The website says Balkenbrij in Limburg “is a delicacy that should not be absent from any Christmas breakfast, and to make it without blood is unthinkable.” Ok, so that made it into our family – no Christmas breakfast at home is without goetta. Balkenbrij was so popular in the old days, that during Lenten fasting, a meatless variety was made with pork stock. After being poured in loaf pans and gelled, the delicacy is cut in 1 cm thick slices and pan fried, ususally in ox fat, the staple fat of the region, until ‘brown and crispy.’
Limburger balkenbrij, made with pig’s blood.
Balkenbrij is also eaten in variation in the two provinces that border Limburg. Gelderland, to the east doesn’t use blood. But they do sweeten it up with the use of raisins, currants, or other local sweet berries. Their sweeter variety is served with sugar, or a sweet syrup called treacle, over pancakes. The more savory Limburg version is served, like goetta, as a meat substitute, and with a good rye bread.
Gelderland balkenbrij, made without blood, and with raisins and currants.
The rural farm province of Brabant to the east, makes a much simpler version, probably because of the expense of the spices. In Germany, across the border from Limburg, pearl barley instead of buckwheat or rye, is used in their variant of balkenbrij, which is called Moppkenbrot.
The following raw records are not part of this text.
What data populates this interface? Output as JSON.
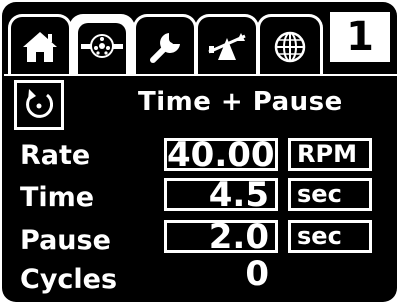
{
  "tabs": [
    {
      "icon": "home-icon",
      "active": false
    },
    {
      "icon": "pump-icon",
      "active": true
    },
    {
      "icon": "wrench-icon",
      "active": false
    },
    {
      "icon": "balance-icon",
      "active": false
    },
    {
      "icon": "globe-icon",
      "active": false
    }
  ],
  "page_number": "1",
  "mode": {
    "icon": "rotate-icon",
    "title": "Time + Pause"
  },
  "params": [
    {
      "label": "Rate",
      "value": "40.00",
      "unit": "RPM"
    },
    {
      "label": "Time",
      "value": "4.5",
      "unit": "sec"
    },
    {
      "label": "Pause",
      "value": "2.0",
      "unit": "sec"
    },
    {
      "label": "Cycles",
      "value": "0",
      "unit": ""
    }
  ],
  "colors": {
    "background": "#000000",
    "foreground": "#ffffff"
  }
}
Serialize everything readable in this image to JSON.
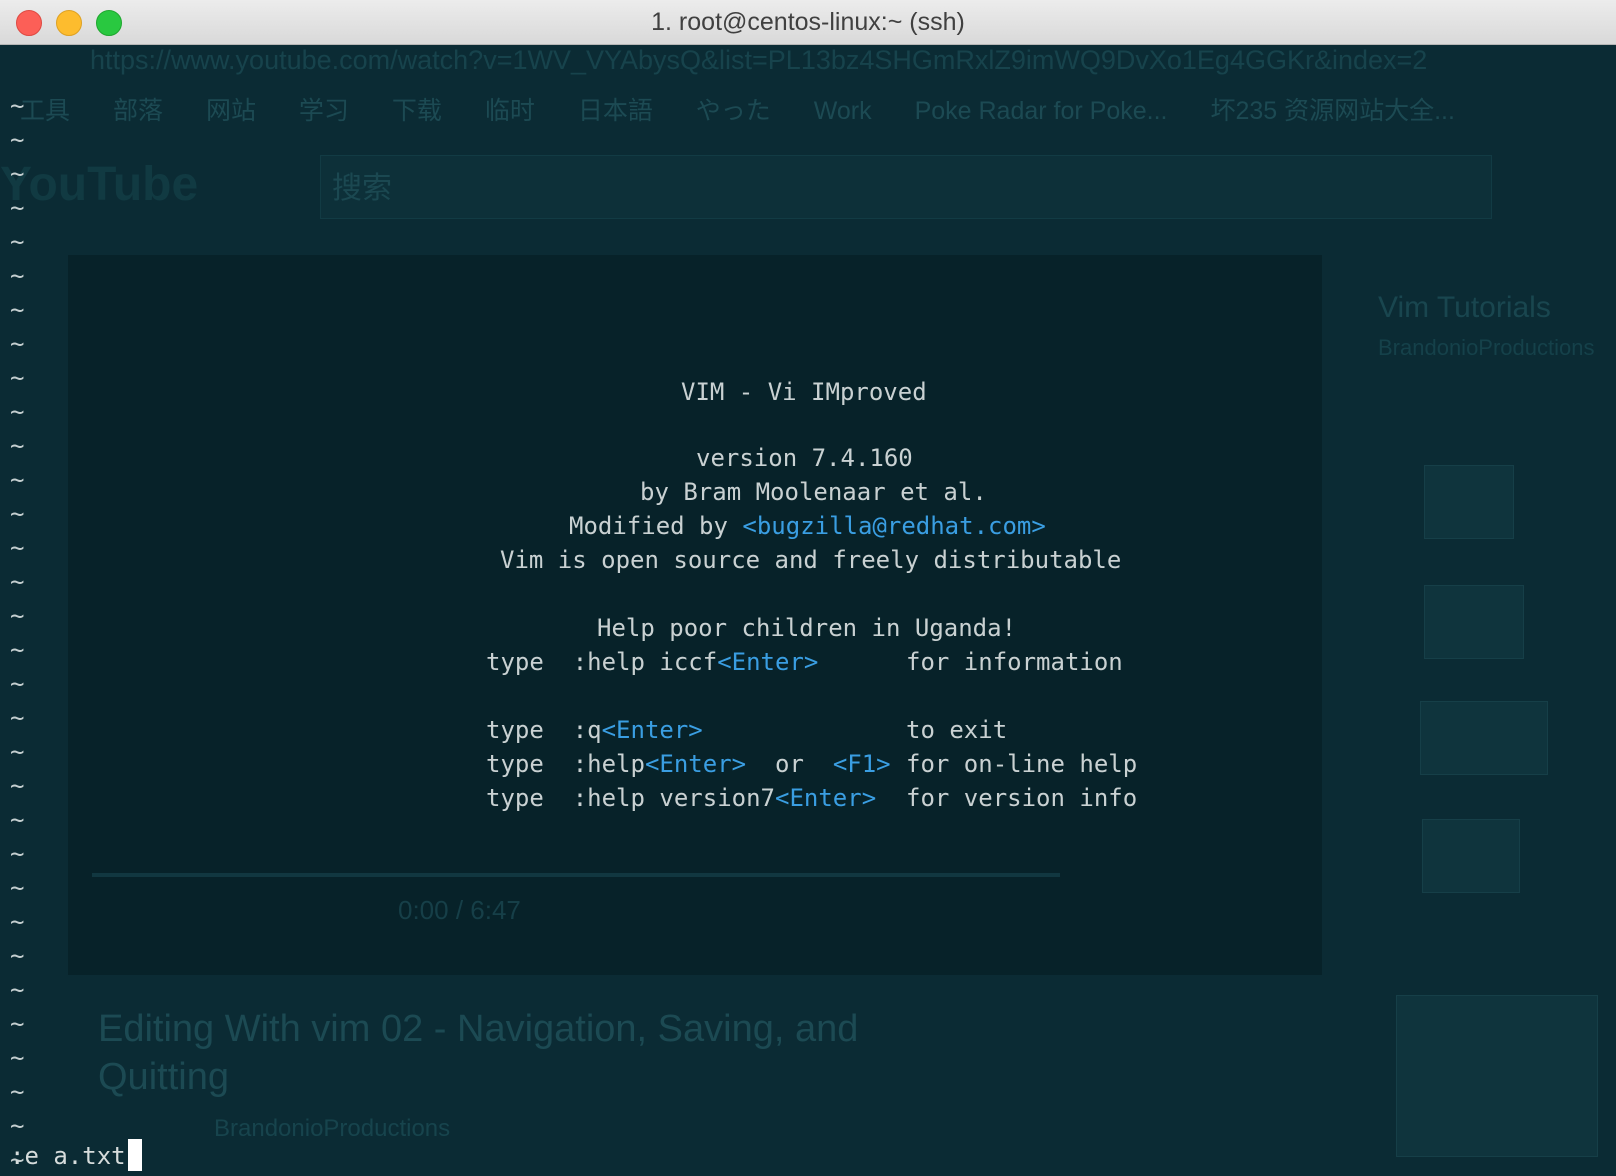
{
  "window": {
    "title": "1. root@centos-linux:~ (ssh)"
  },
  "background_ghost": {
    "url": "https://www.youtube.com/watch?v=1WV_VYAbysQ&list=PL13bz4SHGmRxlZ9imWQ9DvXo1Eg4GGKr&index=2",
    "bookmarks": [
      "工具",
      "部落",
      "网站",
      "学习",
      "下载",
      "临时",
      "日本語",
      "やった",
      "Work",
      "Poke Radar for Poke...",
      "坏235 资源网站大全..."
    ],
    "logo": "YouTube",
    "search_placeholder": "搜索",
    "playlist_title": "Vim Tutorials",
    "playlist_channel": "BrandonioProductions",
    "player_time": "0:00 / 6:47",
    "video_title_line1": "Editing With vim 02 - Navigation, Saving, and",
    "video_title_line2": "Quitting",
    "channel": "BrandonioProductions"
  },
  "vim": {
    "tilde": "~",
    "tilde_count": 32,
    "splash": {
      "title": "VIM - Vi IMproved",
      "version": "version 7.4.160",
      "author": "by Bram Moolenaar et al.",
      "modified_prefix": "Modified by ",
      "modified_email": "<bugzilla@redhat.com>",
      "license": "Vim is open source and freely distributable",
      "charity": "Help poor children in Uganda!",
      "help_iccf": {
        "type": "type",
        "cmd": ":help iccf",
        "key": "<Enter>",
        "desc": "for information"
      },
      "quit": {
        "type": "type",
        "cmd": ":q",
        "key": "<Enter>",
        "desc": "to exit"
      },
      "help": {
        "type": "type",
        "cmd": ":help",
        "key": "<Enter>",
        "or": "or",
        "key2": "<F1>",
        "desc": "for on-line help"
      },
      "version7": {
        "type": "type",
        "cmd": ":help version7",
        "key": "<Enter>",
        "desc": "for version info"
      }
    },
    "command_line": ":e a.txt"
  }
}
Brabant is where the famous Dutch impressionist Van Gogh was raised and started his career. Although the majority of his famous paintings are in the Van Gogh Museum in Amsterdam, he spent the 1880s sketching the rural farmers – the balkenbrij eaters – of Brabant. His first masterpiece, the Potato Eaters, shows a family of Brabant farmers sitting to a modest dinner. That painting should really be named the Balkenbrij Eaters! A local Van Gogh tour in Brabant has a day of regional cooking of the days of Van Gogh, with regional chefs, and it features balkenbrij. So, Van Gogh subsisted on this wonderful grain sausage as he built his illustrious career.
Van Gogh’s first masterpiece, The Potato Eaters, painted in balkenbrij country of the Dutch Brabant province.
Today, according to the website, there are only 50 butchers in Gelderland that make balkenbrij, and 20 or so in Limburg and Brabant combined. A 1995 campaign in the Netherlands, called “Tafelen in Nederland,” (Dining in the Netherlands) tried to revive regional home cuisine, like balkenbrij, with the younger generations, serving elevated dishes like “wild boar and balkenbrij in puff pastry.” But sadly, interest in balkenbrij in the Netherlands is decreasing, because like goetta, it is a long, laborious, many hours process to make.
And, balkenbrij made it to America in the large areas of Dutch immigrants in and around Holland, and Zeeland, Michigan, where it’s eaten in an Americanized form on a small scale.
So now whenever I hear anyone look down on goetta as poor man’s food -that it uses all the cheap organs and bad parts – I can point to one of it’s ancestors, balkenbrij, and how it fueled the career that launched million dollar paintings.